Problem requirements
Copy out each line of the material in which the word "value" appears.

Data under study
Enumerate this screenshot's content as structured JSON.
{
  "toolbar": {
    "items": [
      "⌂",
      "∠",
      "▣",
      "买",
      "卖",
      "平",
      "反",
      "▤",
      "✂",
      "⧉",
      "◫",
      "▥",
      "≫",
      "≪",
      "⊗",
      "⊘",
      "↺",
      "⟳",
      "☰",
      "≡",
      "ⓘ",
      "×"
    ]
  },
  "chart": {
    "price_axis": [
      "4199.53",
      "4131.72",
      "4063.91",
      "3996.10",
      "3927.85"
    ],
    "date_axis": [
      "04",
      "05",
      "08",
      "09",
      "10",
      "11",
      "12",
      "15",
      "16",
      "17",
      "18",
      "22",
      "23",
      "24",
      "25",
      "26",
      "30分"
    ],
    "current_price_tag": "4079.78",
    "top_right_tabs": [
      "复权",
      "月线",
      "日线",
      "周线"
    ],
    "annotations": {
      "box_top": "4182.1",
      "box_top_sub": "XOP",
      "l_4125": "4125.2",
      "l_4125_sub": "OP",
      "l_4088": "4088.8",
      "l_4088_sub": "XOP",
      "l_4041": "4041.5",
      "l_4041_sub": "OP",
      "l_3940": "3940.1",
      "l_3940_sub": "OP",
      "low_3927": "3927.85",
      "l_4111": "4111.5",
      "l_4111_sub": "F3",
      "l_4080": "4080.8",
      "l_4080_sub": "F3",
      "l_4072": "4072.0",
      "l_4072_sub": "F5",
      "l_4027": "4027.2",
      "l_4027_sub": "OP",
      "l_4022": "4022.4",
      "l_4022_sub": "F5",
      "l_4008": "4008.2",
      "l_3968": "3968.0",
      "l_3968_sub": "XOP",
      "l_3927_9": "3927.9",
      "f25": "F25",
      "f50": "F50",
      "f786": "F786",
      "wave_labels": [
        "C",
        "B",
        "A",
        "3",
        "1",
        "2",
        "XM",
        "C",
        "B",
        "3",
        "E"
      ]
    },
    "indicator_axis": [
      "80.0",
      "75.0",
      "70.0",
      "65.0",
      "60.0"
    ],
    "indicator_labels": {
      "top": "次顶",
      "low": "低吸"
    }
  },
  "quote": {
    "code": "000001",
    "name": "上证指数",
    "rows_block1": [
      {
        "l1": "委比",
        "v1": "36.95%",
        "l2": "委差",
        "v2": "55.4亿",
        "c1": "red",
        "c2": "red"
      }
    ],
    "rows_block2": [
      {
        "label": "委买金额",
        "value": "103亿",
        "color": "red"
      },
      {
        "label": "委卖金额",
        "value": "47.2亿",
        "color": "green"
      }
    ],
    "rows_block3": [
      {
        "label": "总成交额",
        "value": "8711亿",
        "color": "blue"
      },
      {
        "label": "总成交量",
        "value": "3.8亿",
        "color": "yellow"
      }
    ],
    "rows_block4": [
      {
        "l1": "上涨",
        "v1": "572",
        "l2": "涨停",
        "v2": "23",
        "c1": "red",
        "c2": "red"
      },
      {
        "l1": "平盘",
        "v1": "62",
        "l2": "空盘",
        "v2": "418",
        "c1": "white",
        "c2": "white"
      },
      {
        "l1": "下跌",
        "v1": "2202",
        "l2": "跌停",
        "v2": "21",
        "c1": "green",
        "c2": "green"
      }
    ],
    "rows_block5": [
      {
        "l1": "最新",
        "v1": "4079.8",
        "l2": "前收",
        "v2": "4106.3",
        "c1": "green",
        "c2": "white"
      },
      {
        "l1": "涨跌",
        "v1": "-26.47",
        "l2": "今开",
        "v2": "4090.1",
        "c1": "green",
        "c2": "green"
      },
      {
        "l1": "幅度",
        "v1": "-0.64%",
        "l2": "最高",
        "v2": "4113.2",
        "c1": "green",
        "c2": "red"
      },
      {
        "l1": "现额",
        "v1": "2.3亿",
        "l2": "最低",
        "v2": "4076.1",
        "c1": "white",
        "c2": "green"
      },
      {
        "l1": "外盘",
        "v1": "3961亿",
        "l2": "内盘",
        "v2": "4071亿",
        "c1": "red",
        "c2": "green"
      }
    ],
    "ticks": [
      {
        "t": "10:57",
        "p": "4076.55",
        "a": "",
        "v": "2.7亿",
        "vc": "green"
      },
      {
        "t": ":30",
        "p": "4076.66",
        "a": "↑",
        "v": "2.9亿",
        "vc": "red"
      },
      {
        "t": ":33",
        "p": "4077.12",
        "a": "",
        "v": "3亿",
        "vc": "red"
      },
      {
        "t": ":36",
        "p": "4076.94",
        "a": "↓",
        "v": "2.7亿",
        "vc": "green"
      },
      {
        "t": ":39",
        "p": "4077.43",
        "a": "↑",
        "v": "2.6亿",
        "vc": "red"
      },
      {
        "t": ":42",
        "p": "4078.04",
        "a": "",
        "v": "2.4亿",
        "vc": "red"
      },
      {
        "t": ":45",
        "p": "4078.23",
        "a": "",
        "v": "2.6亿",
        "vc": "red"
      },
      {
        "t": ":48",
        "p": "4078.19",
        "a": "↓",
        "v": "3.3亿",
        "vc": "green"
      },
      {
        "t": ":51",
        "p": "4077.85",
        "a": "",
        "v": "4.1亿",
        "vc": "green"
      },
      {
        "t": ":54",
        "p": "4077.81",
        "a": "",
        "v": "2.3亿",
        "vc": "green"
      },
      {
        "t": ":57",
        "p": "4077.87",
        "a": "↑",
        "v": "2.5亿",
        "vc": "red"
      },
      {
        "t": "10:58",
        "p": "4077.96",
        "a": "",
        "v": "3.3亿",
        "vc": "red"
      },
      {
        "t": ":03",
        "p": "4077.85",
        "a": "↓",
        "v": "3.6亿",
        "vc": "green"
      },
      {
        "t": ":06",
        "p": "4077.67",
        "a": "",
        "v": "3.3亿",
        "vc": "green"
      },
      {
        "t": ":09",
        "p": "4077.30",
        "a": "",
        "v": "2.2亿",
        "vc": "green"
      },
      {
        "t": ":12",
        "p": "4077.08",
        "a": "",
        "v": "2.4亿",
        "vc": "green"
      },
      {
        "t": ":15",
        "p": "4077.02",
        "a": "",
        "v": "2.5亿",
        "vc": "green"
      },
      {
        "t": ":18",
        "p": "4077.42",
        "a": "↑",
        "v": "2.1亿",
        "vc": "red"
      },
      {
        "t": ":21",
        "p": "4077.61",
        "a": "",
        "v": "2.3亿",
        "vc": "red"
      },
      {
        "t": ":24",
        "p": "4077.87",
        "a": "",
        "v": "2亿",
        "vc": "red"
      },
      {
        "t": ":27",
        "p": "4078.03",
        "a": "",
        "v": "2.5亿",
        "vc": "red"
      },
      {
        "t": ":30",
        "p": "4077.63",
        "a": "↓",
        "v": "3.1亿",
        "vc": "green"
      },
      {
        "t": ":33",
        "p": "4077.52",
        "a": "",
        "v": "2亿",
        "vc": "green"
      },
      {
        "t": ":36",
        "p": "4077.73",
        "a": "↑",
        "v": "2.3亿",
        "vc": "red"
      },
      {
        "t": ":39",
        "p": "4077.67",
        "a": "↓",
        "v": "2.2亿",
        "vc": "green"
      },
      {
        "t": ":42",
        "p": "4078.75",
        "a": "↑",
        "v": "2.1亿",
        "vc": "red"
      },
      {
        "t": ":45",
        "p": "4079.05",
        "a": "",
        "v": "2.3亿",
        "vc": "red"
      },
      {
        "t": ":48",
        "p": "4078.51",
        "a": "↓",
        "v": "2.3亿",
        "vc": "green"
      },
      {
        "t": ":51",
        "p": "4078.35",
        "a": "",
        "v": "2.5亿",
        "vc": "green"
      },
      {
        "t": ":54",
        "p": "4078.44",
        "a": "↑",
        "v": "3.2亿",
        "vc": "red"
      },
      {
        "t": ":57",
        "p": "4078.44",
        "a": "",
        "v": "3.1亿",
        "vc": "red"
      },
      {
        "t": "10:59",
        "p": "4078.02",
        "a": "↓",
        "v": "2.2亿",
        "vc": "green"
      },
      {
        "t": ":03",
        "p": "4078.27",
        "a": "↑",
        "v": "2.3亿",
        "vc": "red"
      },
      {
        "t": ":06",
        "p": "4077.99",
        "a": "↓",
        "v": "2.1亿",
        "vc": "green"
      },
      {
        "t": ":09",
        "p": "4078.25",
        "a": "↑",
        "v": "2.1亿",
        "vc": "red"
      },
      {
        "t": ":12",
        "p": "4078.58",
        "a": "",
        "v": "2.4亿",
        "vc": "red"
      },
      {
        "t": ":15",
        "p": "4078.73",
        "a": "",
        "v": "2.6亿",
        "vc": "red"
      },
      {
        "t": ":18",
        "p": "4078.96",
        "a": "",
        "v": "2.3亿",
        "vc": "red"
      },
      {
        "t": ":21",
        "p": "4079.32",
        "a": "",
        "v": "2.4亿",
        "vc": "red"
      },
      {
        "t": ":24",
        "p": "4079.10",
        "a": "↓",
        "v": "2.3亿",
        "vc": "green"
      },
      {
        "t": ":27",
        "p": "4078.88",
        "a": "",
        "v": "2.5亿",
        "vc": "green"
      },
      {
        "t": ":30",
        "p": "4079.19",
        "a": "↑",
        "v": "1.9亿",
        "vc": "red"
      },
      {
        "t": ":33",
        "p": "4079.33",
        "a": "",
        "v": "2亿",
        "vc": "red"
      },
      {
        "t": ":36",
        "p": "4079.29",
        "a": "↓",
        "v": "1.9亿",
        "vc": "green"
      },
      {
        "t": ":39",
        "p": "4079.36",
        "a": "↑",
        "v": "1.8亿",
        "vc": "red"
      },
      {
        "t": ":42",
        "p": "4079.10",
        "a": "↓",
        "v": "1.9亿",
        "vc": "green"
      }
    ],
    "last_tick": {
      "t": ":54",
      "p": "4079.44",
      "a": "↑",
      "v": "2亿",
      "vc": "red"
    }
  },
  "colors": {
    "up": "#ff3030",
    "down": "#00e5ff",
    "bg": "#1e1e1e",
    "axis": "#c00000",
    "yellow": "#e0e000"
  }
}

Answer space
        "value": "103亿",
        "value": "47.2亿",
        "value": "8711亿",
        "value": "3.8亿",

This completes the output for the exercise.